Claire and Scott tell me all the things you’d expect them to divulge:
how many jars of cider they get from their wild apple trees; how Scott
cut the logs for their house off his family’s land; how much energy they
get from their windmill and solar panels. Claire speaks proudly about
the ten varieties of tomatoes she is growing this year, and the orchard
they are starting. Scott describes how on stormy nights when other
families in the area lose their hydro, he and Claire listen to their
windmill, spinning like crazy in the night sky, and fall asleep content,
knowing their batteries will be full in the morning. But then they open
up about personal things.
Several groups are warning pet-owners about a potential link
between imported dog treats and a mysterious illness.
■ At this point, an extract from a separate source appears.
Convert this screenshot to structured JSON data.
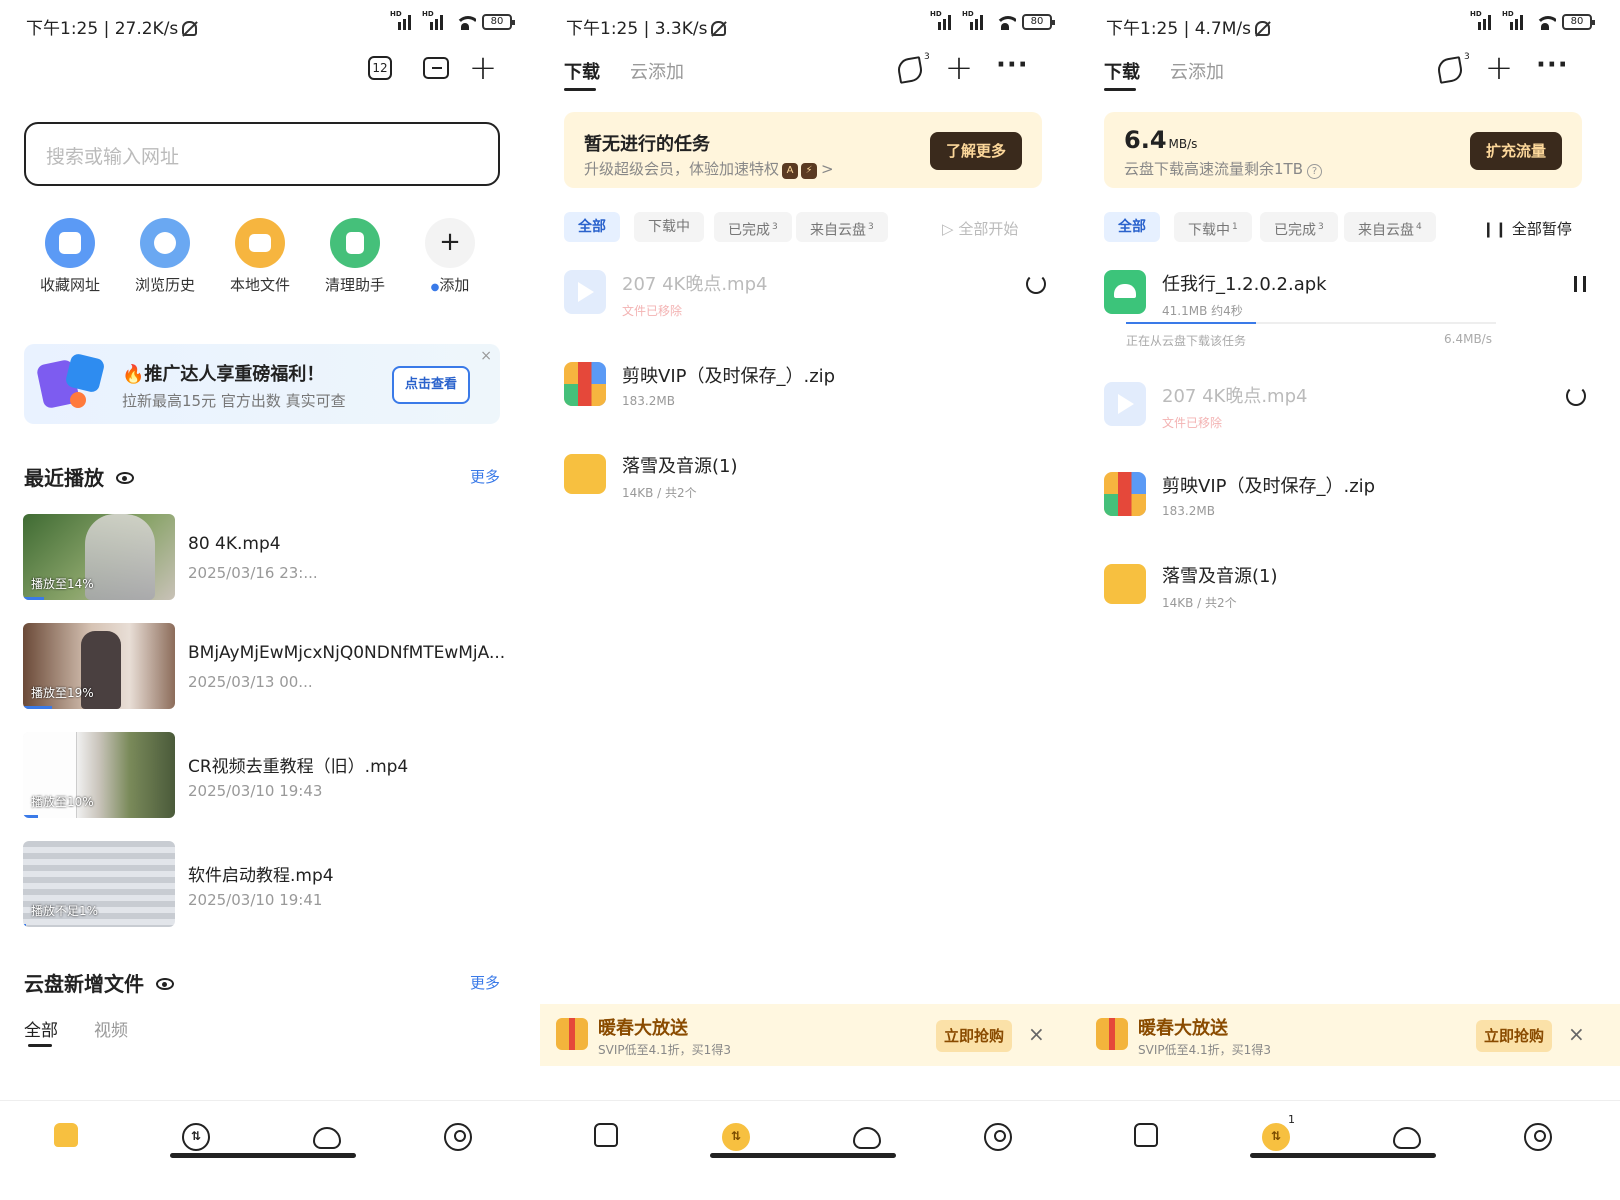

Symptoms include
decreased appetite, lethargy, vomiting, and possible kidney failure,
which is often preceded by increased water consumption and/or increased
don't understand the amount of work that's required to make this type of
food," she continues. "For instance I touch an onion ring a minimum of 8
times before it hits your plate, the eggs in the batter are separated;
the whites are whipped and folded into the batter. Very few people
realize that on that burger, I have made the relish. I have made the
Standing in front of one stone I
am overwhelmed: how heartbreaking to go through the hardships and
sacrifices of carving a life out of the wilderness, only to helplessly
watch as your children take ill and die, one after another.
I take photos, my guide heads back to the truck to turn it around. But
it gets stuck in the snow. After failed attempts to get it free we
start walking. The sun is setting and the temperature is dropping, it
seems, by the second. I dig my hands deep into my pockets, and try not
to think about bears or coyotes
"Maynooth has farming and working with
the land woven into its culture and history. Many people moving back to a
place like this come in part because they want to reconnect to this in
some way. So by nature, there are a lot of folks around with some keen
gardening interests and skills," said Sharpe, commenting on the high
"But Maynooth also has a lively social atmosphere, and
with all the warm weather lately people are keen to get out of their
cabins and chat each other up," he added.
I can’t remember exactly when I started hearing prophesies that the world will end in 2012. They snuck up on me. We’ve all heard end of the world predictions before, and flipped the pages of our calendars as the dreaded dates approached, and then passed.
This one got under my skin though.
Maybe because weather patterns and natural disasters appear to be on the rise; maybe because ancient cultures have apparently predicted this approaching prophecy for thousands of years; maybe because the media has been cashing in on the story. All these likely contribute. But the biggest reason this prophecy has gotten to me, even though it is reminiscent of others before it, is because this time I am different. This time I’m a mom.
Doula and self professed 'birth junkie', Lindsey Fournier
thinks birth is awesome, and is helping other women around Bancroft
connect with their bodies, their partners, and the experience of a
lifetime. Although Fournier has been certified as a doula for two years
already, her new website,
www.bancroftandareadoulaservices.wordpress.com has suddenly put her
business in the spotlight.
"I guess it's kind
of a male dominated sport," admitted Cally Langridge, who came in third
in the chair sawing event. "I was 13 when I started competing."
is from Marlbank and in her third year of college. She said chain saws
aren't especially trendy with her girlfriends at college, but that she
has a great time competing in Loggers' Games. She and her brother, who
wasn't able to attend the event, both compete, alongside their dad Bill
"It's always nice to beat him," laughed Langridge, speaking of her Dad, who she says has more than 100 chain saws at home.